By Pat Cantwell
The building was triangular shaped, constructed of cold, gray concrete like a bunker, and yet it appeared as a prism of light with a skylight at the apex.
As we approached the entrance, my friend Noreen said, “I don’t think that I can do this.”
I had visited before, so I answered, “It is difficult, but it is something that that we must do.”
We were entering Yad Vashem Holocaust Museum in Jerusalem.
The Holocaust began in 1933 under the Nazis. Educators used propaganda and lies to promote the false idea of a superior Aryan race, which they taught to innocent children, beginning in kindergarten.
The irony is that for over 3,400 years, the Jews have prayed twice a day, a prayer in which God commands them to teach their children about God, “as they rise up, as they sit down as they go on their way…” The Jews taught their children that only God is superior.
As I entered another gallery, I was stopped by a wall-size photograph of a German soldier ready to fire his rifle into the back of the head of a young mother, holding her dead child.
The Nazis recorded and photographed every atrocity they initiated and participated in.
The greatest problem of the third Reich was the disposal of the bodies of 6 million Jews, whom they had murdered. But to the Jews, the greatest problem was and still is to find the names of every man, woman, and child lost. That is why the name of this museum is taken from Isaiah 56:5, where God speaks, “And to them will I give in my house and within my walls a memorial and a name (Yad Vashem) … that shall not be cut off.”
There is a small children’s museum. You enter into complete darkness, holding on to a hand rail, and as you walk, you see tiny lights overhead. You hear in seven languages the name, age, and home town of the 1.5 million children who were killed. The reading of names never stops 24 hours a day, seven days a week.
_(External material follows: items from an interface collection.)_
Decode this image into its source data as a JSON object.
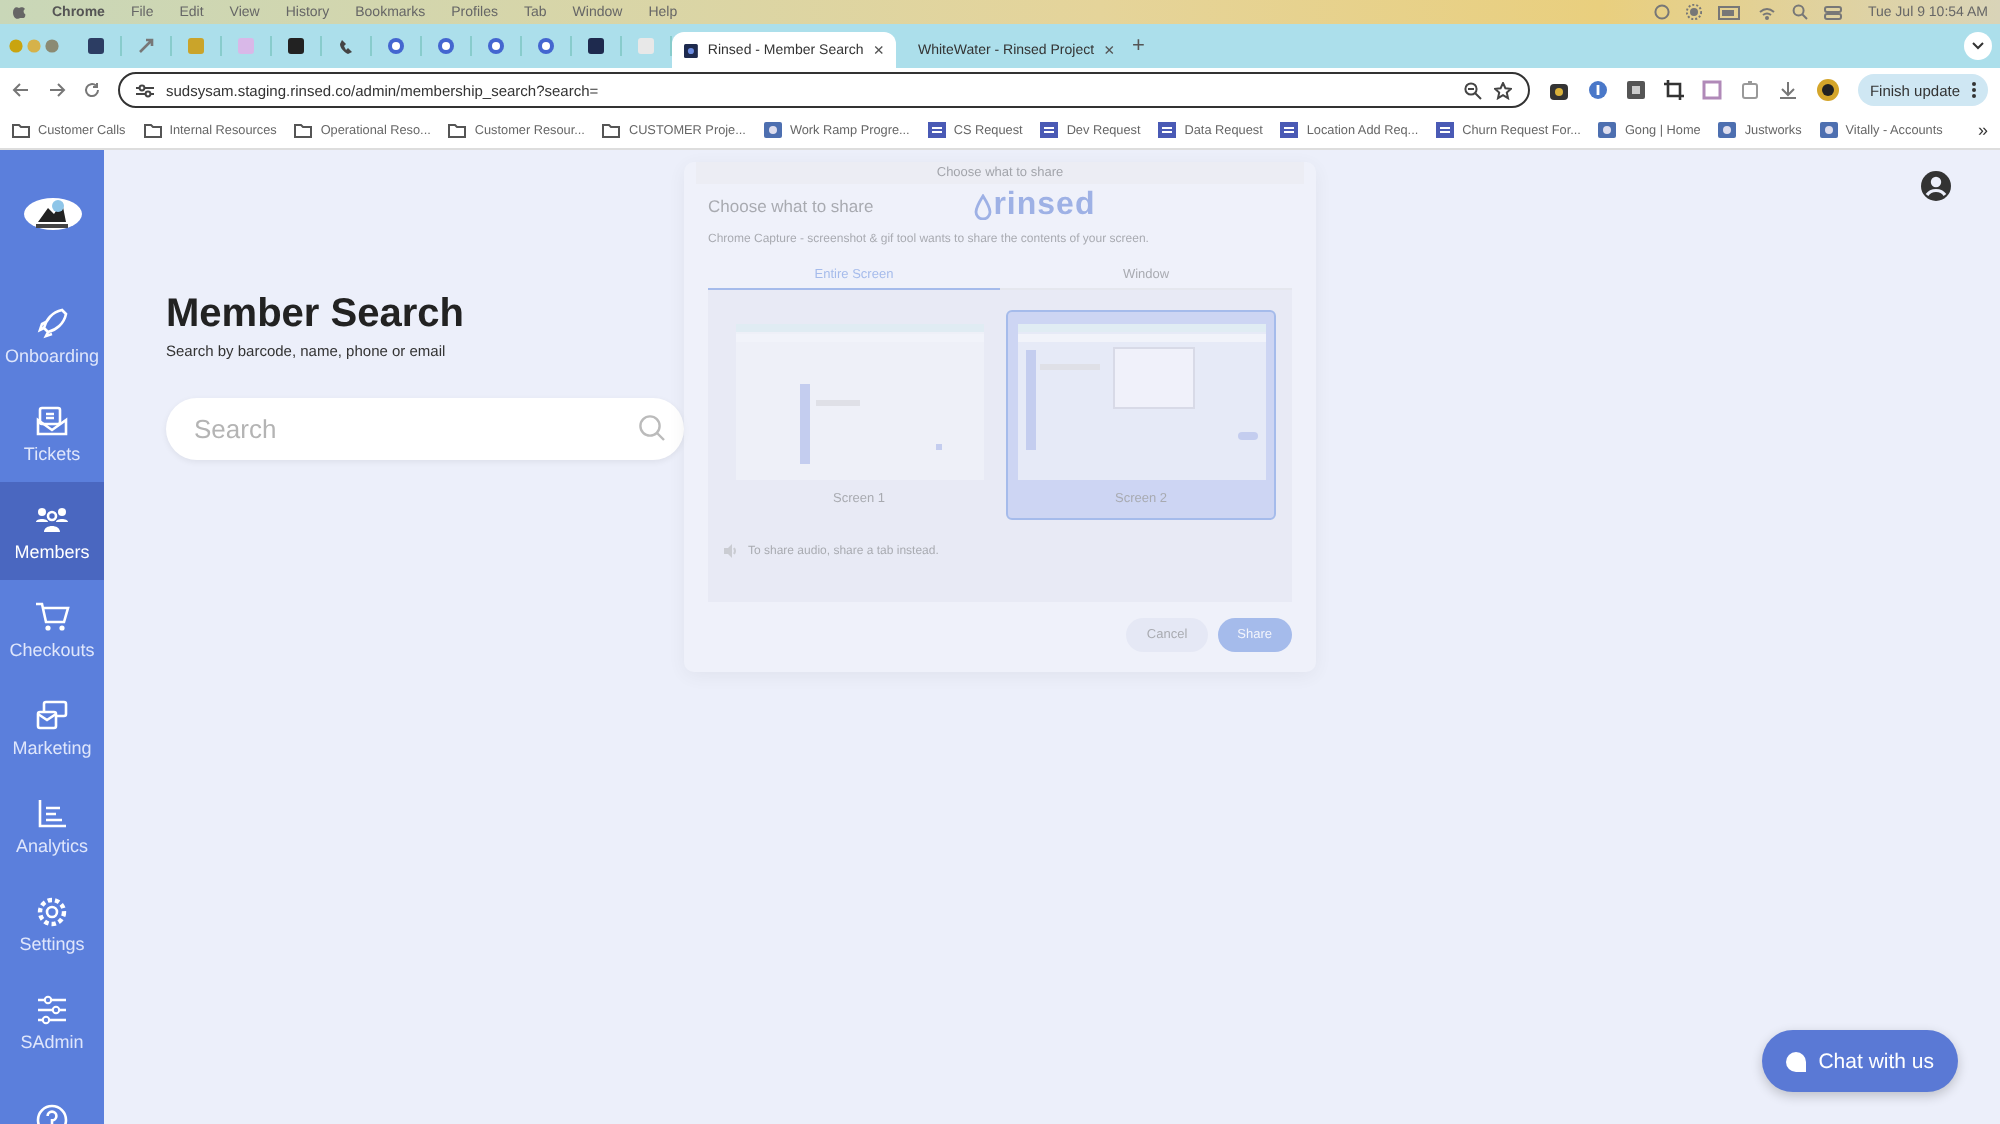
{
  "menu_bar": {
    "app": "Chrome",
    "items": [
      "File",
      "Edit",
      "View",
      "History",
      "Bookmarks",
      "Profiles",
      "Tab",
      "Window",
      "Help"
    ],
    "clock": "Tue Jul 9  10:54 AM"
  },
  "tabs": [
    {
      "label": "Rinsed - Member Search",
      "selected": true,
      "close": "×"
    },
    {
      "label": "WhiteWater - Rinsed Project",
      "selected": false,
      "close": "×"
    }
  ],
  "new_tab": "+",
  "address": {
    "url": "sudsysam.staging.rinsed.co/admin/membership_search?search=",
    "update": "Finish update"
  },
  "bookmarks": [
    {
      "label": "Customer Calls",
      "kind": "folder"
    },
    {
      "label": "Internal Resources",
      "kind": "folder"
    },
    {
      "label": "Operational Reso...",
      "kind": "folder"
    },
    {
      "label": "Customer Resour...",
      "kind": "folder"
    },
    {
      "label": "CUSTOMER Proje...",
      "kind": "folder"
    },
    {
      "label": "Work Ramp Progre...",
      "kind": "site"
    },
    {
      "label": "CS Request",
      "kind": "form"
    },
    {
      "label": "Dev Request",
      "kind": "form"
    },
    {
      "label": "Data Request",
      "kind": "form"
    },
    {
      "label": "Location Add Req...",
      "kind": "form"
    },
    {
      "label": "Churn Request For...",
      "kind": "form"
    },
    {
      "label": "Gong | Home",
      "kind": "site"
    },
    {
      "label": "Justworks",
      "kind": "site"
    },
    {
      "label": "Vitally - Accounts",
      "kind": "site"
    }
  ],
  "bookmarks_more": "»",
  "sidebar": {
    "items": [
      {
        "label": "Onboarding",
        "selected": false
      },
      {
        "label": "Tickets",
        "selected": false
      },
      {
        "label": "Members",
        "selected": true
      },
      {
        "label": "Checkouts",
        "selected": false
      },
      {
        "label": "Marketing",
        "selected": false
      },
      {
        "label": "Analytics",
        "selected": false
      },
      {
        "label": "Settings",
        "selected": false
      },
      {
        "label": "SAdmin",
        "selected": false
      },
      {
        "selected": false
      }
    ]
  },
  "main": {
    "title": "Member Search",
    "subtitle": "Search by barcode, name, phone or email",
    "search": {
      "placeholder": "Search"
    }
  },
  "share_dialog": {
    "window_title": "Choose what to share",
    "heading": "Choose what to share",
    "logo": "rinsed",
    "message": "Chrome Capture - screenshot & gif tool wants to share the contents of your screen.",
    "tabs": [
      {
        "label": "Entire Screen",
        "selected": true
      },
      {
        "label": "Window",
        "selected": false
      }
    ],
    "screens": [
      {
        "label": "Screen 1",
        "selected": false
      },
      {
        "label": "Screen 2",
        "selected": true
      }
    ],
    "audio_note": "To share audio, share a tab instead.",
    "buttons": [
      {
        "label": "Cancel",
        "kind": "secondary"
      },
      {
        "label": "Share",
        "kind": "primary"
      }
    ]
  },
  "chat": {
    "label": "Chat with us"
  }
}
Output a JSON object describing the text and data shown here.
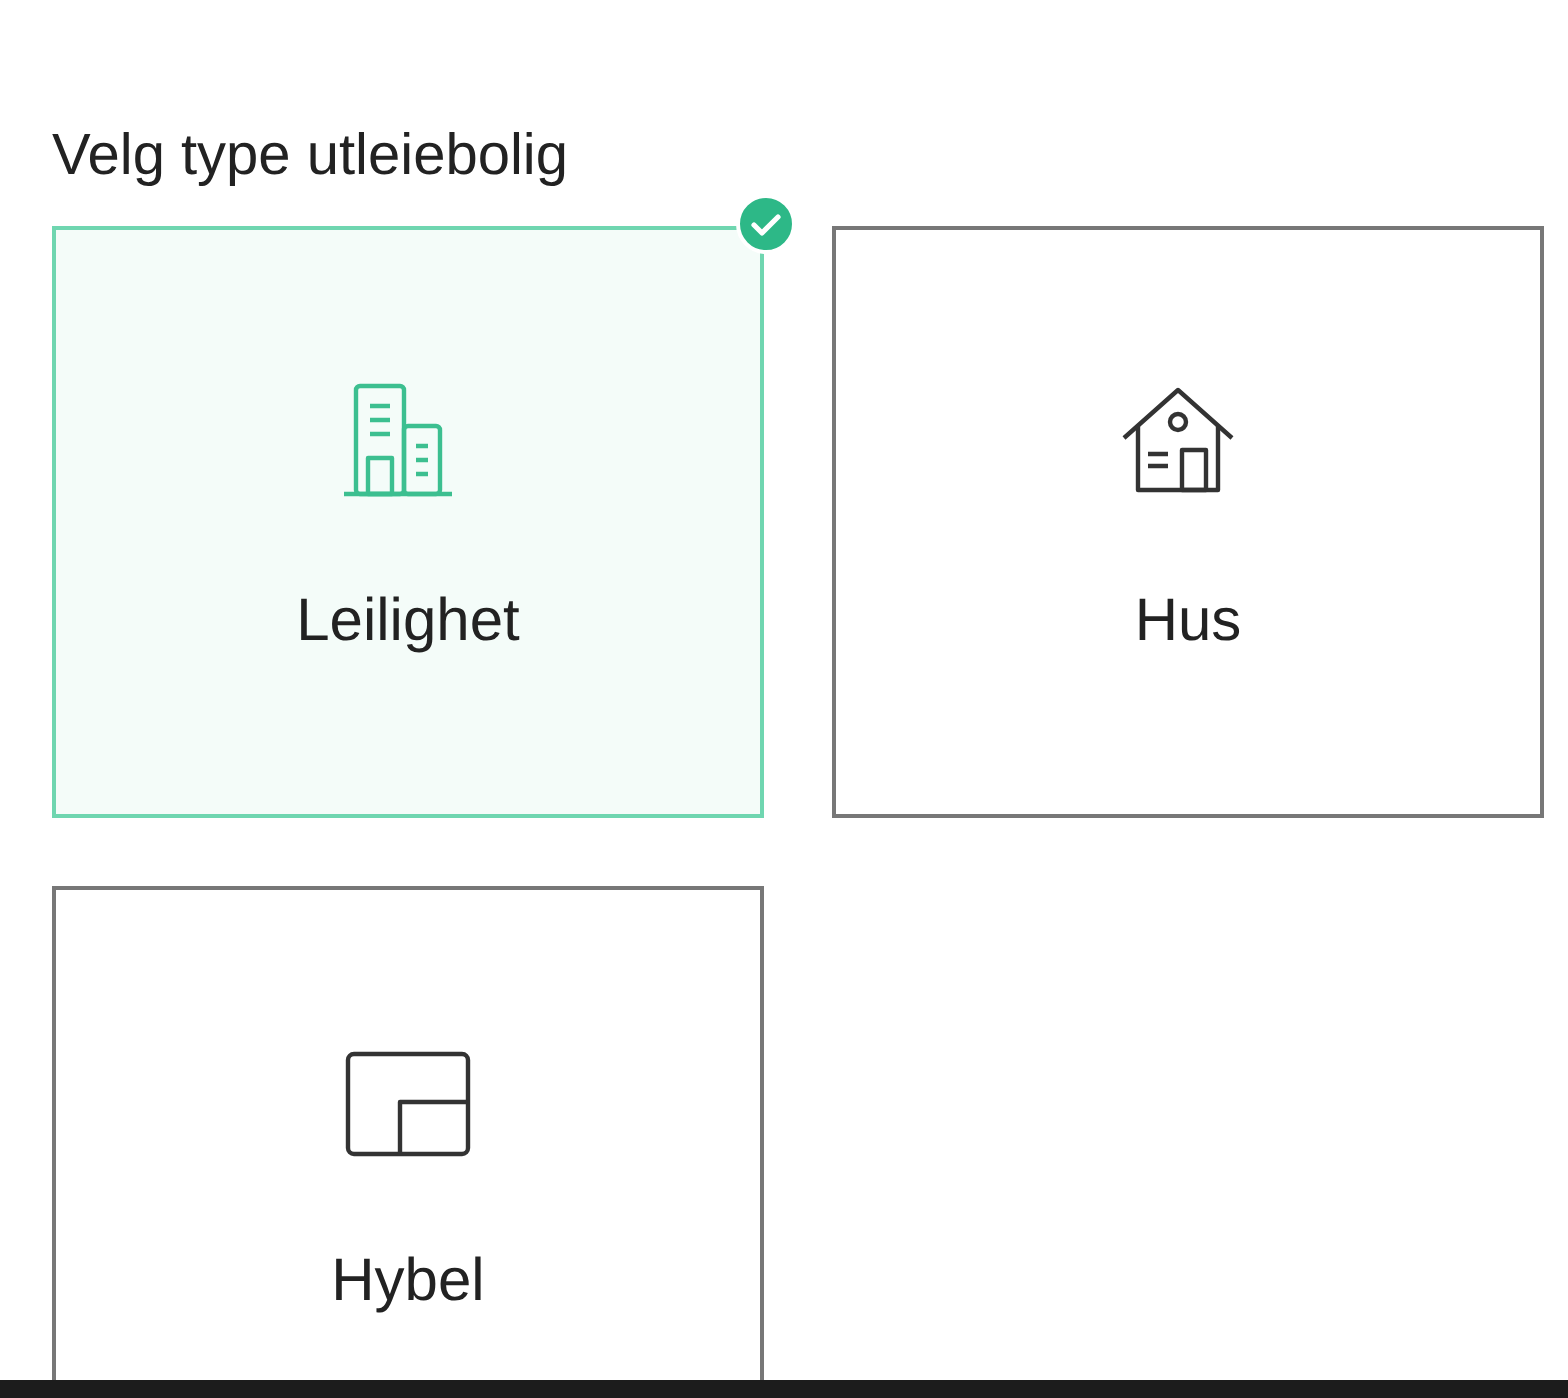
{
  "heading": "Velg type utleiebolig",
  "options": [
    {
      "label": "Leilighet",
      "kind": "apartment",
      "selected": true
    },
    {
      "label": "Hus",
      "kind": "house",
      "selected": false
    },
    {
      "label": "Hybel",
      "kind": "room",
      "selected": false
    }
  ]
}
As we exited out onto a terrace, into the light, with all of Jerusalem at our feet, Noreen and I clung together; we would never forget.
In 1978, the United States Congress designated an annual week called Days of Remembrance of the Victims of the Holocaust. This time is set aside for civic commemorations and education programs to help citizens remember and draw lessons from the Holocaust.
A National Civic Commemoration is held in Washington, D.C., with state, city, workplaces, schools, and faith communities programs held in most of the 50 states, and on military ships around the world.
This year, Days of Remembrance began Sunday and goes through this Sunday.
May you never forget.
Pat Cantwell writes about faith for the Portales News-Tribune. Contact her at: